> Work to complete: Please copy each line of the records below that includes the word "title".

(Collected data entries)

=-=-=

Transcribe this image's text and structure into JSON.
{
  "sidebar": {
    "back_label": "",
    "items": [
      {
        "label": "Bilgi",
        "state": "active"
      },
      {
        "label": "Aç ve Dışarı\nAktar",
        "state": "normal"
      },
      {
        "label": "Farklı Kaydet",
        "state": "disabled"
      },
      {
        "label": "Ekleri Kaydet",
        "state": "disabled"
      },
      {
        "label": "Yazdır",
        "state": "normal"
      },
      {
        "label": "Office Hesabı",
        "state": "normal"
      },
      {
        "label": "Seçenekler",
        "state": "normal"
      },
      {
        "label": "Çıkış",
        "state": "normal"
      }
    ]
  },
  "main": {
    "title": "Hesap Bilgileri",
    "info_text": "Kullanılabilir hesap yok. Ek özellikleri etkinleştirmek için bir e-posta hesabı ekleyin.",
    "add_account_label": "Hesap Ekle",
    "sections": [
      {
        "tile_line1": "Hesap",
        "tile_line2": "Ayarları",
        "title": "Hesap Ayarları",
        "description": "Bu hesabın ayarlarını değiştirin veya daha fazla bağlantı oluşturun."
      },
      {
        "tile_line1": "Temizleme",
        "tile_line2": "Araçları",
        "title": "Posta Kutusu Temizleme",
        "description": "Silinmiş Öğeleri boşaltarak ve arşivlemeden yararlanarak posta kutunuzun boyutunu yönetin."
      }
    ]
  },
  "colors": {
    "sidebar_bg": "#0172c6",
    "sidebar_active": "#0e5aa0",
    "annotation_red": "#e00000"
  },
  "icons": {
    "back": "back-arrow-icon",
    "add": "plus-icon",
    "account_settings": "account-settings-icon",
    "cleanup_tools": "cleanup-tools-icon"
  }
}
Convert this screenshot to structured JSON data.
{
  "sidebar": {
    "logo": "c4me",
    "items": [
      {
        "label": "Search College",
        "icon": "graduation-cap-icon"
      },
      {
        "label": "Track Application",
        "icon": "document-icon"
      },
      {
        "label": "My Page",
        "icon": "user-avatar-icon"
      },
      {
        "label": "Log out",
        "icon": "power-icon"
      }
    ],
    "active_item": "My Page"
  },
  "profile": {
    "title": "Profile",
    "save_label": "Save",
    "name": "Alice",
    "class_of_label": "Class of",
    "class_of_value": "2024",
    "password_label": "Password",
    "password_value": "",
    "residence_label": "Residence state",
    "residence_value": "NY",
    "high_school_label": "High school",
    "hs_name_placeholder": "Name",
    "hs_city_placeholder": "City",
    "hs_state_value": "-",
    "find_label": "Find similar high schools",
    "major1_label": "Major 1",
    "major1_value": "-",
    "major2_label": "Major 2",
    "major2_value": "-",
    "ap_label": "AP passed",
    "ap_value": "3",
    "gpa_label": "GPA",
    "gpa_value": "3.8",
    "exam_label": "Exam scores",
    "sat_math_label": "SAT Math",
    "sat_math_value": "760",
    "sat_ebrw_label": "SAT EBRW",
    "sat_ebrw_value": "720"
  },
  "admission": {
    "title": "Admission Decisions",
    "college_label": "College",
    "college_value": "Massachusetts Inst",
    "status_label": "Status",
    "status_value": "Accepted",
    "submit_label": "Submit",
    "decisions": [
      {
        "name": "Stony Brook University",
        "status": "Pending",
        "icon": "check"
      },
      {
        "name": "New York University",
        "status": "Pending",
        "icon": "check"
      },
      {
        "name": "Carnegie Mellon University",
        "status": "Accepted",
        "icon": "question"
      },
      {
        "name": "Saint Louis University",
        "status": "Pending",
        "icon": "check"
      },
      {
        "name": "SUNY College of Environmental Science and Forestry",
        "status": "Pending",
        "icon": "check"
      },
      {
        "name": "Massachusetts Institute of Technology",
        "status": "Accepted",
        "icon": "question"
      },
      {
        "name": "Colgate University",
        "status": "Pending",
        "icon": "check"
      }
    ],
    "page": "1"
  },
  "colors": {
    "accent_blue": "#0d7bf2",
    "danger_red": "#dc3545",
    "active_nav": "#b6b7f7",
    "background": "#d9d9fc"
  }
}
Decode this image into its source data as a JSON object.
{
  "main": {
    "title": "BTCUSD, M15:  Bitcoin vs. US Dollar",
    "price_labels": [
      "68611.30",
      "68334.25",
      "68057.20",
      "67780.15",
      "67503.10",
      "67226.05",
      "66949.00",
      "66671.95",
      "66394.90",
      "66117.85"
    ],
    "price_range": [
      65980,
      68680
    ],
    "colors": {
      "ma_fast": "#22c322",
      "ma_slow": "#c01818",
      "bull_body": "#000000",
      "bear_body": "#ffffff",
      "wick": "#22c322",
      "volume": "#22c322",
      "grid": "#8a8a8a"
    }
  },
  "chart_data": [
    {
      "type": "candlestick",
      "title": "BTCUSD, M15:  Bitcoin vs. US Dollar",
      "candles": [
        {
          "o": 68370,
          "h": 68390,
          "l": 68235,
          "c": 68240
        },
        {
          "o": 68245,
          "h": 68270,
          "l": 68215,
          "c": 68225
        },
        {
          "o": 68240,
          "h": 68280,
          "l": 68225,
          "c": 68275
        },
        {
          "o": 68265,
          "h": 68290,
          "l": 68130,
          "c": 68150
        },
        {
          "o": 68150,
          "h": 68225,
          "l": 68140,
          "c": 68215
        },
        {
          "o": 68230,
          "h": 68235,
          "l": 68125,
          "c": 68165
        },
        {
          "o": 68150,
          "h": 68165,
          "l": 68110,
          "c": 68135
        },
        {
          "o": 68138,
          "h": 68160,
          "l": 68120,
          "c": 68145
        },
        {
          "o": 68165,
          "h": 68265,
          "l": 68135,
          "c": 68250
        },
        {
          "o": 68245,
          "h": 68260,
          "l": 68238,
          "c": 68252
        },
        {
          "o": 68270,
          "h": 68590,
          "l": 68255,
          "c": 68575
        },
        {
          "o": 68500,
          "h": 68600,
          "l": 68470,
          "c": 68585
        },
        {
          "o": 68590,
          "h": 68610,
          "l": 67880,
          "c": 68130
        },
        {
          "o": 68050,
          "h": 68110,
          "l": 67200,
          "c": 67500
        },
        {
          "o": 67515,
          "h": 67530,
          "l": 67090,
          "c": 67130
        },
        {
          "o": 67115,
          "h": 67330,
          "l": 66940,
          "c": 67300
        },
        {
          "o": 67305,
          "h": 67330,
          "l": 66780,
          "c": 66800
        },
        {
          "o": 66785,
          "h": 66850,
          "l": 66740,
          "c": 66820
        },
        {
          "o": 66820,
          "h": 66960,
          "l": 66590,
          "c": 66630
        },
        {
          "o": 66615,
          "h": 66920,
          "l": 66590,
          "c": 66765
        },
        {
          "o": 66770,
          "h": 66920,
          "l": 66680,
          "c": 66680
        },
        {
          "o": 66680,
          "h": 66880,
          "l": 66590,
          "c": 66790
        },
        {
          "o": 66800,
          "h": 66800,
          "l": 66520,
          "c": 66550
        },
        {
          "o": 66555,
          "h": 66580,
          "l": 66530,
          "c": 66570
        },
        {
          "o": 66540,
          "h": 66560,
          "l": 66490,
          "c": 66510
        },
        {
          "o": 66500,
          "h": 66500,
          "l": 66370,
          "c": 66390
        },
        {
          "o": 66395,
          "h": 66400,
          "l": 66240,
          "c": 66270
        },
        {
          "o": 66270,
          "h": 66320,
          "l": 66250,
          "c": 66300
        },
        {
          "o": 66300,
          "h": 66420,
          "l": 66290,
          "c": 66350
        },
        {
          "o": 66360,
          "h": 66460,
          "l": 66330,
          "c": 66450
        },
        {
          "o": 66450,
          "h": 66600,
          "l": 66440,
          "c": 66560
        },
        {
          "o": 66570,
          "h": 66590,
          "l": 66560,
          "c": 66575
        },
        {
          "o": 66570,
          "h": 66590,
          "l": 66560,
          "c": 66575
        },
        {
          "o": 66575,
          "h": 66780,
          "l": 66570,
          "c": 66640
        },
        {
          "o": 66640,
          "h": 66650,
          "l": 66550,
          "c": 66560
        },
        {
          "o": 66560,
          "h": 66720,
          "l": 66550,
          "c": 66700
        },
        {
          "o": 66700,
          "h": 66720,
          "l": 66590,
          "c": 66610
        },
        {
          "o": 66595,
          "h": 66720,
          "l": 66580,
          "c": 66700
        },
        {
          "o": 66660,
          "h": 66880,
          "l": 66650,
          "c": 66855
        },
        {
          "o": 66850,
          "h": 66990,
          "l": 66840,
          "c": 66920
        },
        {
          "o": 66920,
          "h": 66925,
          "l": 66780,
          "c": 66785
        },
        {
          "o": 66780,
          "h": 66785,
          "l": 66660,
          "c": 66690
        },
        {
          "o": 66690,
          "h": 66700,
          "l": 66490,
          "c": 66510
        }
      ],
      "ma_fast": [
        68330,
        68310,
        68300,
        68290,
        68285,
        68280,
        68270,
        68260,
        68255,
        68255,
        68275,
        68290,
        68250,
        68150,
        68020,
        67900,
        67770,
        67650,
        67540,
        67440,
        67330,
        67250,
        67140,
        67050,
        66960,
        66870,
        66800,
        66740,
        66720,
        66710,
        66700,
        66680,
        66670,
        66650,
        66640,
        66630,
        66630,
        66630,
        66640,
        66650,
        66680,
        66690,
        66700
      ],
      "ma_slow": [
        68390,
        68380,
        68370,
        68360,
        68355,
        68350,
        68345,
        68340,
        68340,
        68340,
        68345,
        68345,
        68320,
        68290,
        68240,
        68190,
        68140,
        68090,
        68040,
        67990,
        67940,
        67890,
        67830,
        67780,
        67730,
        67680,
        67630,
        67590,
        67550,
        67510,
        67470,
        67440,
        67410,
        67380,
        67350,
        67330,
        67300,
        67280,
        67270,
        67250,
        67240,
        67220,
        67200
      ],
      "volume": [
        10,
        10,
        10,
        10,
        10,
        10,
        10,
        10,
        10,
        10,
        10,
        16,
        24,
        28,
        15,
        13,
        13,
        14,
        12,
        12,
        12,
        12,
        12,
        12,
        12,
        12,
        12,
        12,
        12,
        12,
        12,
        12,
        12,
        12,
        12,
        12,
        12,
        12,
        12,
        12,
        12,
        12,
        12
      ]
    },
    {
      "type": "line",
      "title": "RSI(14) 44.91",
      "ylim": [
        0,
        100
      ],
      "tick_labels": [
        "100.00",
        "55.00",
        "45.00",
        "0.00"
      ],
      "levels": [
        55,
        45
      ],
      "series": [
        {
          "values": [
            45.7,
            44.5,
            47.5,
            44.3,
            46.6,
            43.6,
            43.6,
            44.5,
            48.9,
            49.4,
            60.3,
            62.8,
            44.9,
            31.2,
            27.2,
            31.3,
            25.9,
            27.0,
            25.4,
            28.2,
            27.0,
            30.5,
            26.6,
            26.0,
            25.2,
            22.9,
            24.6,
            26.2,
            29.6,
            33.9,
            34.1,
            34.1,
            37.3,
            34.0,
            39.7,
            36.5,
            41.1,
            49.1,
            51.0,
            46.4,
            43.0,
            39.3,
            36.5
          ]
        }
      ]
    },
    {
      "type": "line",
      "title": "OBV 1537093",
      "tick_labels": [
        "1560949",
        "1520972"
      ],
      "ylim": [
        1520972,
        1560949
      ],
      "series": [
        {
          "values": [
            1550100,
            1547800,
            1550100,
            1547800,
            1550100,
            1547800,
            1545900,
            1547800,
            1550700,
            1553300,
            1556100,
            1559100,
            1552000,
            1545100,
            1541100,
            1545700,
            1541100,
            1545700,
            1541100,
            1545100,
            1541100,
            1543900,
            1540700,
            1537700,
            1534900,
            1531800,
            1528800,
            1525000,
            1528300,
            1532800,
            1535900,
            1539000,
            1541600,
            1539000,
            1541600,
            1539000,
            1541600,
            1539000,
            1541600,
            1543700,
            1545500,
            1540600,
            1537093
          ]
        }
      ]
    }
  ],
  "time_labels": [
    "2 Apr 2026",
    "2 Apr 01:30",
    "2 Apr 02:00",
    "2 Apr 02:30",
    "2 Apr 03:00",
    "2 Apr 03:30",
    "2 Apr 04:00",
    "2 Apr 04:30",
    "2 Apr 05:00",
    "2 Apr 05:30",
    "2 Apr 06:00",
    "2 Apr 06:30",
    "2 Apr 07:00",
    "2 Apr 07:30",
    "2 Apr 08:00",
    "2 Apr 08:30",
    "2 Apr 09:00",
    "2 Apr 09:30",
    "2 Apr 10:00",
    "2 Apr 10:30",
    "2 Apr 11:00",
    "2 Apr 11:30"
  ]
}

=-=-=

> Completed exercise:
    "title": "Hesap Bilgileri",
        "title": "Hesap Ayarları",
        "title": "Posta Kutusu Temizleme",
    "title": "Profile",
    "title": "Admission Decisions",
    "title": "BTCUSD, M15:  Bitcoin vs. US Dollar",
      "title": "BTCUSD, M15:  Bitcoin vs. US Dollar",
      "title": "RSI(14) 44.91",
      "title": "OBV 1537093",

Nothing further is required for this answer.